◆ **Assignment**: In the listing below, find each line that holds "stopped" and list it.

◆ **Material for this exercise**:
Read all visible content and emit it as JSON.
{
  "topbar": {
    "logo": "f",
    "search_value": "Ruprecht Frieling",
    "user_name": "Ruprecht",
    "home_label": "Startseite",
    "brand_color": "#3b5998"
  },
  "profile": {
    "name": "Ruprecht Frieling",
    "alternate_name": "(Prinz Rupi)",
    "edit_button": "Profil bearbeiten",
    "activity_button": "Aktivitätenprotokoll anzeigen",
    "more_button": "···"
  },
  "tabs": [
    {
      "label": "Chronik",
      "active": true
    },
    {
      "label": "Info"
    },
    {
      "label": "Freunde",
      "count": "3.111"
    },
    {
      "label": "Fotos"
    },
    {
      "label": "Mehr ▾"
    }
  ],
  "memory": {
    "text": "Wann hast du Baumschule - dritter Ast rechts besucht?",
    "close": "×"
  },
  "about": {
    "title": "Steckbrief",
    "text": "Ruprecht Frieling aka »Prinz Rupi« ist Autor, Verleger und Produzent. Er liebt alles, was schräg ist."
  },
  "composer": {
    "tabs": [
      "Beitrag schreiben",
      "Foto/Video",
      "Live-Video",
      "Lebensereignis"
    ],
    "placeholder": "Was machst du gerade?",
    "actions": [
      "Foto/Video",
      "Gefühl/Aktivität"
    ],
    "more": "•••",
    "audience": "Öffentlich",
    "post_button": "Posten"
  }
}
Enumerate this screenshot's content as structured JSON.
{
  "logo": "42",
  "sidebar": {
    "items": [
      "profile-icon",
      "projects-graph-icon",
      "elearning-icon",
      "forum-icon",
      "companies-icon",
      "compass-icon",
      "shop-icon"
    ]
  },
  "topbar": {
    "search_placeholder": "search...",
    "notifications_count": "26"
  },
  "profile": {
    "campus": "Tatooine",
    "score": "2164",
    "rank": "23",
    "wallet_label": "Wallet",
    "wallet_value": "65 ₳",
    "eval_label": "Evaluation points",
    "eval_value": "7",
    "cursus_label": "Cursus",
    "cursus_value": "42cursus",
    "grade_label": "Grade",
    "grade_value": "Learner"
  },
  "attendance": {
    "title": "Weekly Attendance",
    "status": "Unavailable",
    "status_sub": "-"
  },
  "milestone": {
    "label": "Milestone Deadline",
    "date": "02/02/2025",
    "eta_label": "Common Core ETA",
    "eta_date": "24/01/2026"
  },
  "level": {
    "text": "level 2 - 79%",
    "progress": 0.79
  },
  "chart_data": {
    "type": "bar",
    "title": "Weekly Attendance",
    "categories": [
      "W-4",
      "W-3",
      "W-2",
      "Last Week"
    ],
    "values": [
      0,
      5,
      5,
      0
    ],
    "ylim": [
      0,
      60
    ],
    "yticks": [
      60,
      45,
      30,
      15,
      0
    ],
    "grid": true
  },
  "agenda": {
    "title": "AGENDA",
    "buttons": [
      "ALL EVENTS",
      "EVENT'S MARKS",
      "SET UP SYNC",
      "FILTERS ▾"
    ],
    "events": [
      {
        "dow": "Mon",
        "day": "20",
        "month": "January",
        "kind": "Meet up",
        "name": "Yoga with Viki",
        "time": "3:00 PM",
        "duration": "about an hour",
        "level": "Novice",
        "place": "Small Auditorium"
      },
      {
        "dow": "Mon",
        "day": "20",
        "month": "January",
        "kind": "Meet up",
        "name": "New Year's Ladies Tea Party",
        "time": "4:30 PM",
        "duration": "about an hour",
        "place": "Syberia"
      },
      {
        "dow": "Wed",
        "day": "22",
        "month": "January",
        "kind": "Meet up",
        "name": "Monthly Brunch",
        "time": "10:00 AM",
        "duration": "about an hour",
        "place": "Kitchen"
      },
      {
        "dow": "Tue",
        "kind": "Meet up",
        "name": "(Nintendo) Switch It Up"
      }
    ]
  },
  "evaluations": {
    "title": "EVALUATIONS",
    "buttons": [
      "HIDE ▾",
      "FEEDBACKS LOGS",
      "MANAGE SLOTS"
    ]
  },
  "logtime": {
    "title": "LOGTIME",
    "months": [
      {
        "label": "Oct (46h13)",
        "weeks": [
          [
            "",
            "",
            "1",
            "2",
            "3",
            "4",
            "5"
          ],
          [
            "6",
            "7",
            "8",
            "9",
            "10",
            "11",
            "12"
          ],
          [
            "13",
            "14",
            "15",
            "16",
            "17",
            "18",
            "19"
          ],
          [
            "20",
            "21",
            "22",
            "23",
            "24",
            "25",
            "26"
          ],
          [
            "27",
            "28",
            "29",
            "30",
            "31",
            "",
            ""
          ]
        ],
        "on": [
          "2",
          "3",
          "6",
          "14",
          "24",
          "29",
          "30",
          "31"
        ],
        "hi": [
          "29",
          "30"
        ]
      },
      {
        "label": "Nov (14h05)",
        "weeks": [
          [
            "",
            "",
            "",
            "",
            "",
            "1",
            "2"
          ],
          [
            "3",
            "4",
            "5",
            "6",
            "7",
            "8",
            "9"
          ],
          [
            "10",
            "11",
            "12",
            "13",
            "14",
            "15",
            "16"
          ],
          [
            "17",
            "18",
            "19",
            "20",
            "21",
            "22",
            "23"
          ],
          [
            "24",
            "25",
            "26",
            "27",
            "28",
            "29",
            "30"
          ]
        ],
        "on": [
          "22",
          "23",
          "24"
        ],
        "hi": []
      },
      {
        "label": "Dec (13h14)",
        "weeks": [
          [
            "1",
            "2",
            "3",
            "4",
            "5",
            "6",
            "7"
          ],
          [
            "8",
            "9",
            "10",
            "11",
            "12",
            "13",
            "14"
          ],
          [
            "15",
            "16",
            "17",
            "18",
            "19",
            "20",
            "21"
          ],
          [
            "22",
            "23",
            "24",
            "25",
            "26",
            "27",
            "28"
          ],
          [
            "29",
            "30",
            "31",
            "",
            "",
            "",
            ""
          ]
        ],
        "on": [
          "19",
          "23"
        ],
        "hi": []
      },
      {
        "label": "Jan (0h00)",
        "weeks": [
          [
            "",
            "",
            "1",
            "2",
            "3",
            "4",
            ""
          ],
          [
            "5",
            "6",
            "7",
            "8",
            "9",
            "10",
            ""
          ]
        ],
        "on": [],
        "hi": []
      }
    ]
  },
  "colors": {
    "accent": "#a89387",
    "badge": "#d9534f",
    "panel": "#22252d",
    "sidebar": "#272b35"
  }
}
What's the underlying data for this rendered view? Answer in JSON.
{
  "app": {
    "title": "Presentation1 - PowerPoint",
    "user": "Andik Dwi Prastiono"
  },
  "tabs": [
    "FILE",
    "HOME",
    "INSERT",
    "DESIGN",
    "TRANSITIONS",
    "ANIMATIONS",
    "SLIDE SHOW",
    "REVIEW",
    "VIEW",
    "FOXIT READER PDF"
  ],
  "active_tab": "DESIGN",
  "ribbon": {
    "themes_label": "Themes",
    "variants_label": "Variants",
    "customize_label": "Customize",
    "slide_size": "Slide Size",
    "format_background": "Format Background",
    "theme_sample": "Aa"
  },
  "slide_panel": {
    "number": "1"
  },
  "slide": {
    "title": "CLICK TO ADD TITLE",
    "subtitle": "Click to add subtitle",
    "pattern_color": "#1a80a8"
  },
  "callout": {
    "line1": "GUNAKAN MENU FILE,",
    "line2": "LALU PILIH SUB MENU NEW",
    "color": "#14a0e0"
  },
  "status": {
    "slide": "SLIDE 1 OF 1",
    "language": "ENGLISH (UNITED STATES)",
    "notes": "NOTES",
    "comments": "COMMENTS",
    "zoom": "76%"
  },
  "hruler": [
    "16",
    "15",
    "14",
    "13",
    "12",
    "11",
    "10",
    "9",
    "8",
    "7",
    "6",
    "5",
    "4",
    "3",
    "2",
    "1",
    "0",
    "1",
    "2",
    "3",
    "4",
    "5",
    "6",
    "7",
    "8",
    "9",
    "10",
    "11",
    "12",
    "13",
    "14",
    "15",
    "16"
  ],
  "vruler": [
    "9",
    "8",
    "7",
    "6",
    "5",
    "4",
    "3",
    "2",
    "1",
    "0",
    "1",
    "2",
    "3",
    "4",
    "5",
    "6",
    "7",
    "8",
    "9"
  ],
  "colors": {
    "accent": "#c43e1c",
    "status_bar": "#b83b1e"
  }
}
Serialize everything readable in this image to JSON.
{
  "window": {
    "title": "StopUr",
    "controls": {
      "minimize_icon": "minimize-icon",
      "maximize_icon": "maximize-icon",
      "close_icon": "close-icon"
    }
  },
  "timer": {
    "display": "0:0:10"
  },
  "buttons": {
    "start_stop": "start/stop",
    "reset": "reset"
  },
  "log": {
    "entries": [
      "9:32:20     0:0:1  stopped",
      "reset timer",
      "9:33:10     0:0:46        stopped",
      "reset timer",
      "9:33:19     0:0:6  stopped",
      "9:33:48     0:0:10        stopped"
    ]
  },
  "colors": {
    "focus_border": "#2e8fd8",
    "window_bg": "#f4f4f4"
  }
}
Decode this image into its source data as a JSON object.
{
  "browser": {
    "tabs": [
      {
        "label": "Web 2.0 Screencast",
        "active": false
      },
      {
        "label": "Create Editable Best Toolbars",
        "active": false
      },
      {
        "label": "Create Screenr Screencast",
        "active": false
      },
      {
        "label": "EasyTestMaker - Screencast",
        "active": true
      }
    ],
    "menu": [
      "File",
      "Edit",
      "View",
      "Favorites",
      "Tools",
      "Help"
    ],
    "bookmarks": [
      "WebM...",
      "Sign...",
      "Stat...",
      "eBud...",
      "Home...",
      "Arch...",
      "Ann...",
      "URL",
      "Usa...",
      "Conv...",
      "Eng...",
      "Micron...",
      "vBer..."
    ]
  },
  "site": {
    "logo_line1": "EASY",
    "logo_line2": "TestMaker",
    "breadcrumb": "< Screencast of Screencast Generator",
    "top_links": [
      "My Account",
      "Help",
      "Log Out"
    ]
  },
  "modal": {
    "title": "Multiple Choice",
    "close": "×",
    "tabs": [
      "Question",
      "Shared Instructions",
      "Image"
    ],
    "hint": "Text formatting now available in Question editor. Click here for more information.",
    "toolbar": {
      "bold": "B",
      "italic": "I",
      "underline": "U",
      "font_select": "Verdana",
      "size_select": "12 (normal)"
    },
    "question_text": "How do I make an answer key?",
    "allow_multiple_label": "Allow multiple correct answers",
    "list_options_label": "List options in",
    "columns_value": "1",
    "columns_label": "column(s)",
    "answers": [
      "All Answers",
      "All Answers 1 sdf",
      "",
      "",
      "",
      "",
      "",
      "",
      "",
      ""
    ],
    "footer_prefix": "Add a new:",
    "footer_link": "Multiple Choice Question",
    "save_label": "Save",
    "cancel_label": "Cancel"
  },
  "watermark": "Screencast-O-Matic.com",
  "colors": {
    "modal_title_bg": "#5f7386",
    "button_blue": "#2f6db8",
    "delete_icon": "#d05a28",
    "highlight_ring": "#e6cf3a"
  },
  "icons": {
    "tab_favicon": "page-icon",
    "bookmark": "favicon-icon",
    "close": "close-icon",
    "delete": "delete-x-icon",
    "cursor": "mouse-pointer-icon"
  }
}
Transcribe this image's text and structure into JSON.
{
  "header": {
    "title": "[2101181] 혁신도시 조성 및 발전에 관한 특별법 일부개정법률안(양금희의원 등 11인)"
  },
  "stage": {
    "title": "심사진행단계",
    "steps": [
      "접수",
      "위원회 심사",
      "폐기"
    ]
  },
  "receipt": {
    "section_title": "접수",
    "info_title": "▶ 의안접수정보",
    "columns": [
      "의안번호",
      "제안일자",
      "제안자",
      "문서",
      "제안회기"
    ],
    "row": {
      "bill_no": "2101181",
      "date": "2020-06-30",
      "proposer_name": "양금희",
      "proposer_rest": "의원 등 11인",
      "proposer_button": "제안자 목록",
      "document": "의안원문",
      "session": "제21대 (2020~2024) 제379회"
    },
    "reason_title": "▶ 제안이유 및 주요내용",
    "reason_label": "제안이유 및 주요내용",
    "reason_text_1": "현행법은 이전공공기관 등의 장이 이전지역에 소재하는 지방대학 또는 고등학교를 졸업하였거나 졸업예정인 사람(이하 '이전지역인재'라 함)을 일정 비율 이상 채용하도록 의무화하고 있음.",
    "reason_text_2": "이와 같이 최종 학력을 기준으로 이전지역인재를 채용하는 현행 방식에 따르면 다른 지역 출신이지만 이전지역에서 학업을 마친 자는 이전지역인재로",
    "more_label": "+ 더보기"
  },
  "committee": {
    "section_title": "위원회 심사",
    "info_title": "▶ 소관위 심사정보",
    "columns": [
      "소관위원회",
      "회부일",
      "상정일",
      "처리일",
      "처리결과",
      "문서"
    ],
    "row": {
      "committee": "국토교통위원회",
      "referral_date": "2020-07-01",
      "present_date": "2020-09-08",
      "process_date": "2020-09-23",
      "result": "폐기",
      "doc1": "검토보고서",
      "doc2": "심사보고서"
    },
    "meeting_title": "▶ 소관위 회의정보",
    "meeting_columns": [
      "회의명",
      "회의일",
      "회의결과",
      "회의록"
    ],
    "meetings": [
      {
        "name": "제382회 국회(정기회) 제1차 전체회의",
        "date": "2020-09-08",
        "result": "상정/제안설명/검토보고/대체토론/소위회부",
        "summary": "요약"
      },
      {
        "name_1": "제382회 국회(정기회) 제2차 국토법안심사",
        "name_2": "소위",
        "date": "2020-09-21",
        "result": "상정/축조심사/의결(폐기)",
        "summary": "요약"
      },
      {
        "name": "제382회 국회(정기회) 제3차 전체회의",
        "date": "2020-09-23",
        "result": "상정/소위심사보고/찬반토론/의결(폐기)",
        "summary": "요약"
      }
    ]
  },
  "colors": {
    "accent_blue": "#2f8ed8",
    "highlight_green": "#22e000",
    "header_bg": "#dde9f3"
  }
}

◆ **Written solution**:
      "9:32:20     0:0:1  stopped",
      "9:33:10     0:0:46        stopped",
      "9:33:19     0:0:6  stopped",
      "9:33:48     0:0:10        stopped"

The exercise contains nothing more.